STD’s are caused by bacteria, fungi, viruses, protozoa, and parasites, most of which can pass through the mucous membranes of the penis, vulva, rectum, and urinary tract, as well as the mouth, throat, respiratory tract and eyes. Some pathogens (e.g. T. pallidum and Hepatitis B and C viruses) may additionally invade through skin breaks or abrasions even if minor. Others such as Herpes simplex virus and Human papilloma virus can also be transmitted by direct skin contact.

The main sources of infection are body fluids and excreta. All sexual behaviours that involve contact with the body fluids of another person should be considered a risk of transmission of STD’s. The transfer of and exposure to body fluids such as blood, whether directly by blood transfusion or through childbirth, or inadvertently by sharing injection needles or tattoo needles, or by sustaining needle-stick injuries during medical procedures are other avenues of transmission.
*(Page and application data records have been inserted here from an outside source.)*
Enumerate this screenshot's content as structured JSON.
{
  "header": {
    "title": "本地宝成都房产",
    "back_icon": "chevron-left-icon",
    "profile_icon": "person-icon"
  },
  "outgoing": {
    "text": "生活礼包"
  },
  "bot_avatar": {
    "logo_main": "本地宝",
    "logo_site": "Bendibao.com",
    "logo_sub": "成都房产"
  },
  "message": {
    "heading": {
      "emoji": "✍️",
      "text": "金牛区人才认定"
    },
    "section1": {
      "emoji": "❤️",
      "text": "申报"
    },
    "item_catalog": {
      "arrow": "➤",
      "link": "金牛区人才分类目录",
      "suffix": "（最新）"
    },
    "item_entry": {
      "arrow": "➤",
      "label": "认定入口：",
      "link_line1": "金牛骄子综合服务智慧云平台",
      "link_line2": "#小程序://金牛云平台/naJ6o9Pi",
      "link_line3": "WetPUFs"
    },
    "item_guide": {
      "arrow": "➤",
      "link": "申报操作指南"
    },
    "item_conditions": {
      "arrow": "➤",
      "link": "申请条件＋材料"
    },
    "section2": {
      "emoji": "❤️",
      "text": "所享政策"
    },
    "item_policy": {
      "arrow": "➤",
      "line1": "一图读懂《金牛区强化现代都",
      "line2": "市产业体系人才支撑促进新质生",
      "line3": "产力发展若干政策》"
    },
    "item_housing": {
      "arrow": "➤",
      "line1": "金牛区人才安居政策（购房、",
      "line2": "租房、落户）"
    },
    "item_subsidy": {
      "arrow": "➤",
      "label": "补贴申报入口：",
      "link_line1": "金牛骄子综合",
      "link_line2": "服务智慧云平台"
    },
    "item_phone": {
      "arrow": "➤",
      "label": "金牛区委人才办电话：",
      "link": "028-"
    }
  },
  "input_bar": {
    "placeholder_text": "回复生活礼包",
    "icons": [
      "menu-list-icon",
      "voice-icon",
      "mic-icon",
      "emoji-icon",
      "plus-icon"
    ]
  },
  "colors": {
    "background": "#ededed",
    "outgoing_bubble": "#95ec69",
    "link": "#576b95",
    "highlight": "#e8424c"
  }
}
Most attention has focused on controlling HIV, but each STD presents a different situation. The dose of organisms required to cause infection varies with each pathogen, e.g. with transmission of infection being 50 – 100 times more likely for hepatitis B than for HIV. Depending on the STD, an asymptomatic person may still be able to spread the infection (e.g. HIV) but usually at a reduced rate. For example, a herpes infection is much more contagious when blisters are present.

In spite of a differing likelihood of transmitting STD’s by various sexual activities, they should all be regarded a two-way route for the transmission, i.e., "giving" or "receiving" are both risky although receiving carries a higher risk. STD’s that are easily transmitted from the mouth to the genitals or v.v. are much harder to transmit from one mouth to another.

Safer sex, such as the use of condoms, is the most reliable way of decreasing the risk of contracting STD’s during sexual activity, but is no absolute safeguard.

The two most frequent manifestations of STD’s are discharge and ulceration, and the presence of these is responsible for transmission and suggests specific disorders.